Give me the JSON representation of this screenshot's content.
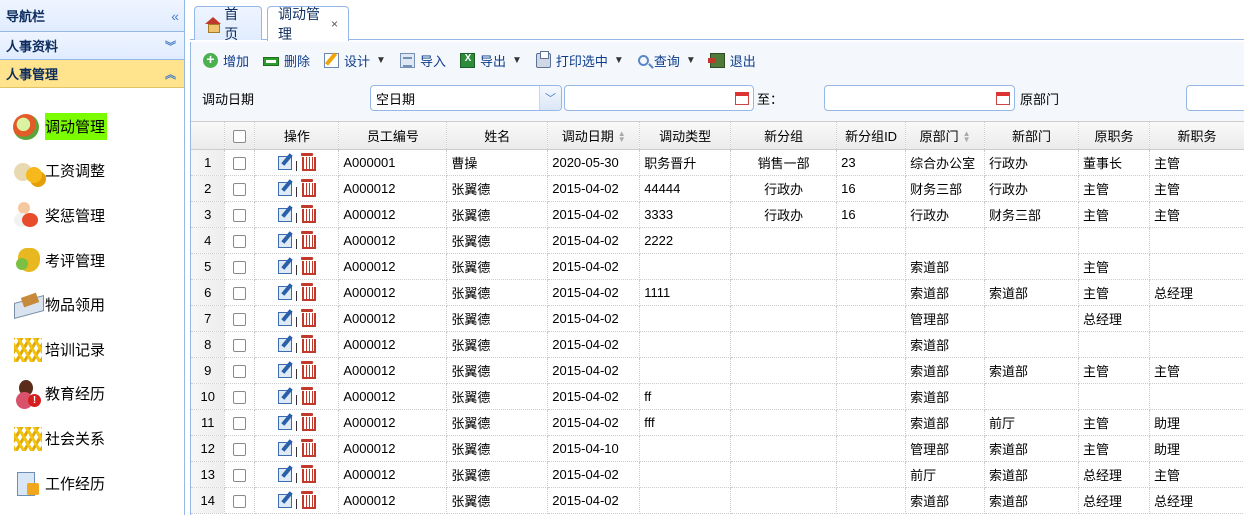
{
  "sidebar": {
    "title": "导航栏",
    "sections": [
      {
        "label": "人事资料",
        "state": "collapsed"
      },
      {
        "label": "人事管理",
        "state": "expanded"
      }
    ],
    "items": [
      {
        "label": "调动管理",
        "icon": "transfer-icon",
        "selected": true
      },
      {
        "label": "工资调整",
        "icon": "salary-icon"
      },
      {
        "label": "奖惩管理",
        "icon": "reward-icon"
      },
      {
        "label": "考评管理",
        "icon": "evaluation-icon"
      },
      {
        "label": "物品领用",
        "icon": "goods-icon"
      },
      {
        "label": "培训记录",
        "icon": "training-icon"
      },
      {
        "label": "教育经历",
        "icon": "education-icon"
      },
      {
        "label": "社会关系",
        "icon": "social-icon"
      },
      {
        "label": "工作经历",
        "icon": "work-icon"
      }
    ]
  },
  "tabs": [
    {
      "label": "首页",
      "icon": "home-icon"
    },
    {
      "label": "调动管理",
      "closable": true,
      "active": true
    }
  ],
  "toolbar": {
    "add": "增加",
    "delete": "删除",
    "design": "设计",
    "import": "导入",
    "export": "导出",
    "print": "打印选中",
    "query": "查询",
    "exit": "退出"
  },
  "filter": {
    "date_label": "调动日期",
    "date_mode": "空日期",
    "to_label": "至：",
    "from_date": "",
    "to_date": "",
    "dept_label": "原部门",
    "dept_value": ""
  },
  "grid": {
    "columns": [
      "操作",
      "员工编号",
      "姓名",
      "调动日期",
      "调动类型",
      "新分组",
      "新分组ID",
      "原部门",
      "新部门",
      "原职务",
      "新职务"
    ],
    "rows": [
      [
        "1",
        "A000001",
        "曹操",
        "2020-05-30",
        "职务晋升",
        "销售一部",
        "23",
        "综合办公室",
        "行政办",
        "董事长",
        "主管"
      ],
      [
        "2",
        "A000012",
        "张翼德",
        "2015-04-02",
        "44444",
        "行政办",
        "16",
        "财务三部",
        "行政办",
        "主管",
        "主管"
      ],
      [
        "3",
        "A000012",
        "张翼德",
        "2015-04-02",
        "3333",
        "行政办",
        "16",
        "行政办",
        "财务三部",
        "主管",
        "主管"
      ],
      [
        "4",
        "A000012",
        "张翼德",
        "2015-04-02",
        "2222",
        "",
        "",
        "",
        "",
        "",
        ""
      ],
      [
        "5",
        "A000012",
        "张翼德",
        "2015-04-02",
        "",
        "",
        "",
        "索道部",
        "",
        "主管",
        ""
      ],
      [
        "6",
        "A000012",
        "张翼德",
        "2015-04-02",
        "1111",
        "",
        "",
        "索道部",
        "索道部",
        "主管",
        "总经理"
      ],
      [
        "7",
        "A000012",
        "张翼德",
        "2015-04-02",
        "",
        "",
        "",
        "管理部",
        "",
        "总经理",
        ""
      ],
      [
        "8",
        "A000012",
        "张翼德",
        "2015-04-02",
        "",
        "",
        "",
        "索道部",
        "",
        "",
        ""
      ],
      [
        "9",
        "A000012",
        "张翼德",
        "2015-04-02",
        "",
        "",
        "",
        "索道部",
        "索道部",
        "主管",
        "主管"
      ],
      [
        "10",
        "A000012",
        "张翼德",
        "2015-04-02",
        "ff",
        "",
        "",
        "索道部",
        "",
        "",
        ""
      ],
      [
        "11",
        "A000012",
        "张翼德",
        "2015-04-02",
        "fff",
        "",
        "",
        "索道部",
        "前厅",
        "主管",
        "助理"
      ],
      [
        "12",
        "A000012",
        "张翼德",
        "2015-04-10",
        "",
        "",
        "",
        "管理部",
        "索道部",
        "主管",
        "助理"
      ],
      [
        "13",
        "A000012",
        "张翼德",
        "2015-04-02",
        "",
        "",
        "",
        "前厅",
        "索道部",
        "总经理",
        "主管"
      ],
      [
        "14",
        "A000012",
        "张翼德",
        "2015-04-02",
        "",
        "",
        "",
        "索道部",
        "索道部",
        "总经理",
        "总经理"
      ]
    ]
  }
}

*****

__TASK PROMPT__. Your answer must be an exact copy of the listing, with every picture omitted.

__RESPONSE__.
Give me the JSON representation of this screenshot's content.
{
  "sidebar": {
    "title": "导航栏",
    "sections": [
      {
        "label": "人事资料",
        "state": "collapsed"
      },
      {
        "label": "人事管理",
        "state": "expanded"
      }
    ],
    "items": [
      {
        "label": "调动管理",
        "icon": "transfer-icon",
        "selected": true
      },
      {
        "label": "工资调整",
        "icon": "salary-icon"
      },
      {
        "label": "奖惩管理",
        "icon": "reward-icon"
      },
      {
        "label": "考评管理",
        "icon": "evaluation-icon"
      },
      {
        "label": "物品领用",
        "icon": "goods-icon"
      },
      {
        "label": "培训记录",
        "icon": "training-icon"
      },
      {
        "label": "教育经历",
        "icon": "education-icon"
      },
      {
        "label": "社会关系",
        "icon": "social-icon"
      },
      {
        "label": "工作经历",
        "icon": "work-icon"
      }
    ]
  },
  "tabs": [
    {
      "label": "首页",
      "icon": "home-icon"
    },
    {
      "label": "调动管理",
      "closable": true,
      "active": true
    }
  ],
  "toolbar": {
    "add": "增加",
    "delete": "删除",
    "design": "设计",
    "import": "导入",
    "export": "导出",
    "print": "打印选中",
    "query": "查询",
    "exit": "退出"
  },
  "filter": {
    "date_label": "调动日期",
    "date_mode": "空日期",
    "to_label": "至：",
    "from_date": "",
    "to_date": "",
    "dept_label": "原部门",
    "dept_value": ""
  },
  "grid": {
    "columns": [
      "操作",
      "员工编号",
      "姓名",
      "调动日期",
      "调动类型",
      "新分组",
      "新分组ID",
      "原部门",
      "新部门",
      "原职务",
      "新职务"
    ],
    "rows": [
      [
        "1",
        "A000001",
        "曹操",
        "2020-05-30",
        "职务晋升",
        "销售一部",
        "23",
        "综合办公室",
        "行政办",
        "董事长",
        "主管"
      ],
      [
        "2",
        "A000012",
        "张翼德",
        "2015-04-02",
        "44444",
        "行政办",
        "16",
        "财务三部",
        "行政办",
        "主管",
        "主管"
      ],
      [
        "3",
        "A000012",
        "张翼德",
        "2015-04-02",
        "3333",
        "行政办",
        "16",
        "行政办",
        "财务三部",
        "主管",
        "主管"
      ],
      [
        "4",
        "A000012",
        "张翼德",
        "2015-04-02",
        "2222",
        "",
        "",
        "",
        "",
        "",
        ""
      ],
      [
        "5",
        "A000012",
        "张翼德",
        "2015-04-02",
        "",
        "",
        "",
        "索道部",
        "",
        "主管",
        ""
      ],
      [
        "6",
        "A000012",
        "张翼德",
        "2015-04-02",
        "1111",
        "",
        "",
        "索道部",
        "索道部",
        "主管",
        "总经理"
      ],
      [
        "7",
        "A000012",
        "张翼德",
        "2015-04-02",
        "",
        "",
        "",
        "管理部",
        "",
        "总经理",
        ""
      ],
      [
        "8",
        "A000012",
        "张翼德",
        "2015-04-02",
        "",
        "",
        "",
        "索道部",
        "",
        "",
        ""
      ],
      [
        "9",
        "A000012",
        "张翼德",
        "2015-04-02",
        "",
        "",
        "",
        "索道部",
        "索道部",
        "主管",
        "主管"
      ],
      [
        "10",
        "A000012",
        "张翼德",
        "2015-04-02",
        "ff",
        "",
        "",
        "索道部",
        "",
        "",
        ""
      ],
      [
        "11",
        "A000012",
        "张翼德",
        "2015-04-02",
        "fff",
        "",
        "",
        "索道部",
        "前厅",
        "主管",
        "助理"
      ],
      [
        "12",
        "A000012",
        "张翼德",
        "2015-04-10",
        "",
        "",
        "",
        "管理部",
        "索道部",
        "主管",
        "助理"
      ],
      [
        "13",
        "A000012",
        "张翼德",
        "2015-04-02",
        "",
        "",
        "",
        "前厅",
        "索道部",
        "总经理",
        "主管"
      ],
      [
        "14",
        "A000012",
        "张翼德",
        "2015-04-02",
        "",
        "",
        "",
        "索道部",
        "索道部",
        "总经理",
        "总经理"
      ]
    ]
  }
}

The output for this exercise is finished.